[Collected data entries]
══════════════════════════════

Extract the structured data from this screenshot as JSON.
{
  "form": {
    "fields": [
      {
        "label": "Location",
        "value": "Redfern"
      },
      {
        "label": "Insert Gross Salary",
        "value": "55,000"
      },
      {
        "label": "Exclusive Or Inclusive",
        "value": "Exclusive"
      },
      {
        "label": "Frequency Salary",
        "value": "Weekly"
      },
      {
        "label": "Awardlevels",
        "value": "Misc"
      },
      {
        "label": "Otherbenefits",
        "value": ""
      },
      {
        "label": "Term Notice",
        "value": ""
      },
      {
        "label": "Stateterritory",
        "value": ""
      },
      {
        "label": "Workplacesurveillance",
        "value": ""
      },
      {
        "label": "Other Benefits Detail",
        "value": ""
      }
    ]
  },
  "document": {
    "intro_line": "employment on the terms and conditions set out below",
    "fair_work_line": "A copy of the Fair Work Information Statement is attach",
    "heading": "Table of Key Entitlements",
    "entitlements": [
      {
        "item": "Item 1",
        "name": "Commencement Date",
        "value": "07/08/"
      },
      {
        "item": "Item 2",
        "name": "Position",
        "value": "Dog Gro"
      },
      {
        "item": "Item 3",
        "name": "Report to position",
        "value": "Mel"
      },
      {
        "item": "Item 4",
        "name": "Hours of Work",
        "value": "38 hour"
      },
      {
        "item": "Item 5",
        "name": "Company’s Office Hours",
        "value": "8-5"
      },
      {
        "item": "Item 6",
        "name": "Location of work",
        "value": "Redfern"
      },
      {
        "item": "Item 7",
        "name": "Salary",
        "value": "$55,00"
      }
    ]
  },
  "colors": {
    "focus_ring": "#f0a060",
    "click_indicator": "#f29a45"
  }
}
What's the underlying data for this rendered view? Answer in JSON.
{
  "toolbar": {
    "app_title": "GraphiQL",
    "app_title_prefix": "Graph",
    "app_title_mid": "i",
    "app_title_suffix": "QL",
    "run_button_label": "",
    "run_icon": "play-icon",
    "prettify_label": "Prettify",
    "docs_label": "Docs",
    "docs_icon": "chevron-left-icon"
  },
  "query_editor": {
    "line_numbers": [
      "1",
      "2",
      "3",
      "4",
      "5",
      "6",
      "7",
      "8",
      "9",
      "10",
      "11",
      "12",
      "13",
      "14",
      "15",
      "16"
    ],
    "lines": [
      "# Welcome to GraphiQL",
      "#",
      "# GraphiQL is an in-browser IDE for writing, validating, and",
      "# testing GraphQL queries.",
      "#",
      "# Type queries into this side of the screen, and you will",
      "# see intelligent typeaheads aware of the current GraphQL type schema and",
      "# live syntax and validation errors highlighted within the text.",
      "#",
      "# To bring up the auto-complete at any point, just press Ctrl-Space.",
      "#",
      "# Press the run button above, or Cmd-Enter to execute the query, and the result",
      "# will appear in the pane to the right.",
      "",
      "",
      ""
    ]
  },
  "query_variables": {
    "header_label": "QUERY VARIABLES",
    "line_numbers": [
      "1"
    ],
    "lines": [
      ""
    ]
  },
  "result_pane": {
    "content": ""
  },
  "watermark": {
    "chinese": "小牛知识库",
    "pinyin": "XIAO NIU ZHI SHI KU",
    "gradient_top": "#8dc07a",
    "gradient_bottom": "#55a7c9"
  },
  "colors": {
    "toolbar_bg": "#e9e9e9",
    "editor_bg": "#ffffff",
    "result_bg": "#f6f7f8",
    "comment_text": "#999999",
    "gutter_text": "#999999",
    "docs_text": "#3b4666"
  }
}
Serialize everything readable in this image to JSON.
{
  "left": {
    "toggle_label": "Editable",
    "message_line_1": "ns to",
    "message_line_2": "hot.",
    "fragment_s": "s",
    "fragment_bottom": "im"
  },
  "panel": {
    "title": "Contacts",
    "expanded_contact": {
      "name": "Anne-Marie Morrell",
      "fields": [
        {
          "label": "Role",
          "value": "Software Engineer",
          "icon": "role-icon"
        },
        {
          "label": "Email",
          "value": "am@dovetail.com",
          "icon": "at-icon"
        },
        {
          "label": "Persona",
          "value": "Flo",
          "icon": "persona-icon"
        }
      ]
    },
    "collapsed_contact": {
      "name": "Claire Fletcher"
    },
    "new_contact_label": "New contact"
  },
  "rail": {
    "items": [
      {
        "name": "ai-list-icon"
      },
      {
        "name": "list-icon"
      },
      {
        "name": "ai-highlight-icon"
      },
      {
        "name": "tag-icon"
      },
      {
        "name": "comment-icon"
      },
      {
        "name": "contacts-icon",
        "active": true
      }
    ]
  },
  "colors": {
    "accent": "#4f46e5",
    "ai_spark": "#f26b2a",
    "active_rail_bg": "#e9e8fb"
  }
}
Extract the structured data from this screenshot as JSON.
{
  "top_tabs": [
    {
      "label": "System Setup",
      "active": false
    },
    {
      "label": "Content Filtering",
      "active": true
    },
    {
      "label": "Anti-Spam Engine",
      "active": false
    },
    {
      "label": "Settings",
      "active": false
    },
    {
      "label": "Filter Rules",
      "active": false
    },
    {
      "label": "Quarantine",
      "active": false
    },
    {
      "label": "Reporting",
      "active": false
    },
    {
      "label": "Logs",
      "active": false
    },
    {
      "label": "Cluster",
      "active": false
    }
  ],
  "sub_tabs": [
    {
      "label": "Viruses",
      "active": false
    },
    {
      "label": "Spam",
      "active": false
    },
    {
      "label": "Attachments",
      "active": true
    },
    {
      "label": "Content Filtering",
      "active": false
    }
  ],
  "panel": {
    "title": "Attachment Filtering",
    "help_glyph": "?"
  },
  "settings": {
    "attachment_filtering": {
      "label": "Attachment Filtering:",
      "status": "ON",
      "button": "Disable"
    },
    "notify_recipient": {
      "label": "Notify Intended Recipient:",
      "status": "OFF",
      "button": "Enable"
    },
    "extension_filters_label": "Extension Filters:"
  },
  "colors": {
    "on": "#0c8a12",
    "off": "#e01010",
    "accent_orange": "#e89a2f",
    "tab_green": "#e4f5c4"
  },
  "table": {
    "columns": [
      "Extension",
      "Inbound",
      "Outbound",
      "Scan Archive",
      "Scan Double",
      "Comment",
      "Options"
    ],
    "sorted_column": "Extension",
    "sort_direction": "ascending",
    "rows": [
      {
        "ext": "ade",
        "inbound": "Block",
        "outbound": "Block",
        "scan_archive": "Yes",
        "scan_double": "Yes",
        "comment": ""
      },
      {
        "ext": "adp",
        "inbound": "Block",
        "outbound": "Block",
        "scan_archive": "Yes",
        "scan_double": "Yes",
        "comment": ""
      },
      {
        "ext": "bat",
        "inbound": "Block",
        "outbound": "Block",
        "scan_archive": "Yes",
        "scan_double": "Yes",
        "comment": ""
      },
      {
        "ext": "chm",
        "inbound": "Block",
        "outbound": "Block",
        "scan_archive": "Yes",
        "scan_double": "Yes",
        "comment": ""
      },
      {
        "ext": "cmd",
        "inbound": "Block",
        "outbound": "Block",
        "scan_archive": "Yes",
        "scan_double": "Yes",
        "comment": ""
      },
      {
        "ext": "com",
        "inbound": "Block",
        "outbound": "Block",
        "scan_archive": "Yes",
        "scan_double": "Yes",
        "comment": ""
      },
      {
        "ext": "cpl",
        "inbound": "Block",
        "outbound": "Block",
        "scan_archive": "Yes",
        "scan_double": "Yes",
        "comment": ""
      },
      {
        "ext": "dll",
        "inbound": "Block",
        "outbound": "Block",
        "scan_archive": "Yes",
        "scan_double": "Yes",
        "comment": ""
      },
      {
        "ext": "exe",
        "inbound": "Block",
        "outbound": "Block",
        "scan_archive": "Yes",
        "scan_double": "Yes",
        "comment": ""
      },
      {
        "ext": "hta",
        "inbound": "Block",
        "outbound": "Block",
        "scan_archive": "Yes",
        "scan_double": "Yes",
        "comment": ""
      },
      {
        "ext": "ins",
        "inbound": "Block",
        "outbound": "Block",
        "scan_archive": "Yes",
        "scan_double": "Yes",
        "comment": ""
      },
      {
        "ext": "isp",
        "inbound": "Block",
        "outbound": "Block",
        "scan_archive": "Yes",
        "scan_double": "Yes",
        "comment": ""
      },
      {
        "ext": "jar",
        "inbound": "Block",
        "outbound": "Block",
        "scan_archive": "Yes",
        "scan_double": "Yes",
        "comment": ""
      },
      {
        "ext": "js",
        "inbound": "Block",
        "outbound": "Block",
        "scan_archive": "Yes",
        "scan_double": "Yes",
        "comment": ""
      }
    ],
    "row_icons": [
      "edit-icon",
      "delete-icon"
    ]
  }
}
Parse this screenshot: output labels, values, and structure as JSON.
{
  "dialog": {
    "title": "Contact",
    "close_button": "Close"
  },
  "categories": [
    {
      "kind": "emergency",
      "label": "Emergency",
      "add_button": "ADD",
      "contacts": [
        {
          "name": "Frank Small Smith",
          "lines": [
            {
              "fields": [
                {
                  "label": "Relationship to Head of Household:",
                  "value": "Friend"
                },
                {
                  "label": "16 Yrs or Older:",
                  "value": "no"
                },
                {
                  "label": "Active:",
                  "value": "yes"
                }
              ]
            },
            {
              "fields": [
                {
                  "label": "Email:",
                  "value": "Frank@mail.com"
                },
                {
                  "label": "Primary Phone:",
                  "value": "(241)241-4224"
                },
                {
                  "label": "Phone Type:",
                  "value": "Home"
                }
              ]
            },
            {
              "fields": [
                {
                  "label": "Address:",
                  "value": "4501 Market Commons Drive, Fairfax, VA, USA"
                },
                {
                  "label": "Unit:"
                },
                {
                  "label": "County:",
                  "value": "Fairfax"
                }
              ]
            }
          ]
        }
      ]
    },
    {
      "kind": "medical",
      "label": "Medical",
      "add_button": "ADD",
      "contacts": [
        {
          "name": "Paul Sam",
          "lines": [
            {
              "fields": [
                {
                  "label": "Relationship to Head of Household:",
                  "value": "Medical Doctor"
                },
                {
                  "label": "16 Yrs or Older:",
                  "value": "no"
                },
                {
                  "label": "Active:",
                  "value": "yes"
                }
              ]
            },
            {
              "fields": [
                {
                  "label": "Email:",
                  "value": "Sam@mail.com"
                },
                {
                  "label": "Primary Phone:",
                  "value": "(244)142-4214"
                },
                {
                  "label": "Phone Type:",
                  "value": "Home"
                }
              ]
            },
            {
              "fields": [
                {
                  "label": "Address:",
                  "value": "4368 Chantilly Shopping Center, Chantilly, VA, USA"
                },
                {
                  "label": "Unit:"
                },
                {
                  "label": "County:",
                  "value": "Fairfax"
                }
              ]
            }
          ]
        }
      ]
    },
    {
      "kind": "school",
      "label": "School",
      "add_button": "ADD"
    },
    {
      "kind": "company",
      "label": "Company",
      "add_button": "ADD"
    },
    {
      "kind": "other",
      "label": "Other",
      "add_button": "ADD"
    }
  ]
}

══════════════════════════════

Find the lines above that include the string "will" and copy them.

      "# Type queries into this side of the screen, and you will",
      "# will appear in the pane to the right.",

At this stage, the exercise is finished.